- Tue, April 17 2012
- Filed under: Writing
I devour books on writing much the way I imagine amateur chefs devour cookbooks. I get inspired, informed about the craft and smarter about the essential ingredients of a masterpiece. And I can’t put them down.
I’ve recently become a zealous fan of Lisa Cron, who blogs on storytelling and is author of the upcoming book, Wired for Story: The Writer’s Guide to Using Brain Science to Hook Readers from the Very First Sentence. I’m lucky enough to have a galley of her new book, and it’s chockablock with advice that could make all of us far more powerful at telling the story of our work, which is the most important thing you can possibly do as a fundraiser, nonprofit marketing professional or cause champion. I measure a book by the number of underlines and dog-ears I make (handy for referencing the parts to reread), and this one is a marked up mess. That’s a good thing, along with the fact that I can’t put it down.
Lisa has written, “Have you ever gone into a bookstore, pulled a novel off the shelf, glanced at the first page and thought, ‘You know, this is kind of dull, and I can’t tell what it’s about, but I’m sure the author tried really, really hard, and probably has something important to say, so I’m going to buy it, read it, and recommend it to all my friends?’” The answer is, of course not.
I feel the same way about most of what I receive from nonprofits. I open the letter or email, start reading and then stop. Because even though someone tried hard and the cause matters, that’s just not enough.
So how do we do better?
Here are three of my favorite principles from the book for nonprofit readers. Try using them for your next appeal, report or anything and see what happens.
1. If we’re not feeling, we’re not conscious. And if we’re not feeling, we’re not reading. You have to get under the skin of the people (or animals) that are at the heart of your cause so you can make people care.

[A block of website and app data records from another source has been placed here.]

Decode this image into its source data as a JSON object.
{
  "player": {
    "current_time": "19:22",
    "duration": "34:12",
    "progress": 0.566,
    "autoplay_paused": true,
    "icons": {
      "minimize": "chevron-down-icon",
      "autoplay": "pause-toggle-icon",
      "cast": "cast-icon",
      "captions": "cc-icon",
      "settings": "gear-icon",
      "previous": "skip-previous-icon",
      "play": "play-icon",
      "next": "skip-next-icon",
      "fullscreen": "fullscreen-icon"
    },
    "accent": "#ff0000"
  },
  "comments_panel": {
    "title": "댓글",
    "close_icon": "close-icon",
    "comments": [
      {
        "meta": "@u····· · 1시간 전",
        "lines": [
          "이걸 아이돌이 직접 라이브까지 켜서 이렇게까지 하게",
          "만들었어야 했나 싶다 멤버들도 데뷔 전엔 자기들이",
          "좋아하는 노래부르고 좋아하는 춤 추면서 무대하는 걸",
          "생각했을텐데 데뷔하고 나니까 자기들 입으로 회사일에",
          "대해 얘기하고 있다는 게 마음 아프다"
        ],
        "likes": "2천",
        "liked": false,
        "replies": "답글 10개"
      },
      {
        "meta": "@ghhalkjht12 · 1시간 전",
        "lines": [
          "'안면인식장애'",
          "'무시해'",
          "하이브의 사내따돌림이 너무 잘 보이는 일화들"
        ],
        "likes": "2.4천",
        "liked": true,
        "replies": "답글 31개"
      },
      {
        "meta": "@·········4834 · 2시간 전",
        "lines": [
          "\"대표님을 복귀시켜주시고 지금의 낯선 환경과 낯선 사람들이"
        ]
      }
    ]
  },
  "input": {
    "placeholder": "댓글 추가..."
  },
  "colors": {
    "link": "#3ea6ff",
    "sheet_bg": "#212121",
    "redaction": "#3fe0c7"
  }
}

2. The story is in the specifics. A big part of accomplishing #1 is specifics. Lisa writes, “In October 2006, nearly six thousand people worldwide perished in hurricane-induced floods. Quick, what do you feel after reading that sentence? ... Now imagine a wall of water coming straight toward a small boy, who clings desperately to his frantic mother. Trying to soothe him, she whispers, ‘Don’t worry baby, I’m here, I won’t let you go.’ She feels him relax in the moment of deafening calm just before the water rips him from her arms. The sounds of his cry above the cacophony of destruction - trees ripped from the ground, houses smashed to splinters - will haunt her for the rest of her life… Now how do you feel?” Without specifics—and without a person whom we understand - we cannot get attached. But with those specifics, we feel the “ineffable magnitude of it all.” We aren’t being told a story, we’re living it.
3. Zero in on your point. Make sure everything you express cuts to the point of your story and the essence of your cause. If a detail, a person or a quote doesn’t drive it home, cut it. Remember, a good story is life with the boring parts cut out.
Thanks Lisa for giving us a great guide to making our stories vivid and our work intensely relatable - and therefore impossible to ignore.
(If you want her book, you can pre-order it here or stay tuned, I’ll post again near the release date.)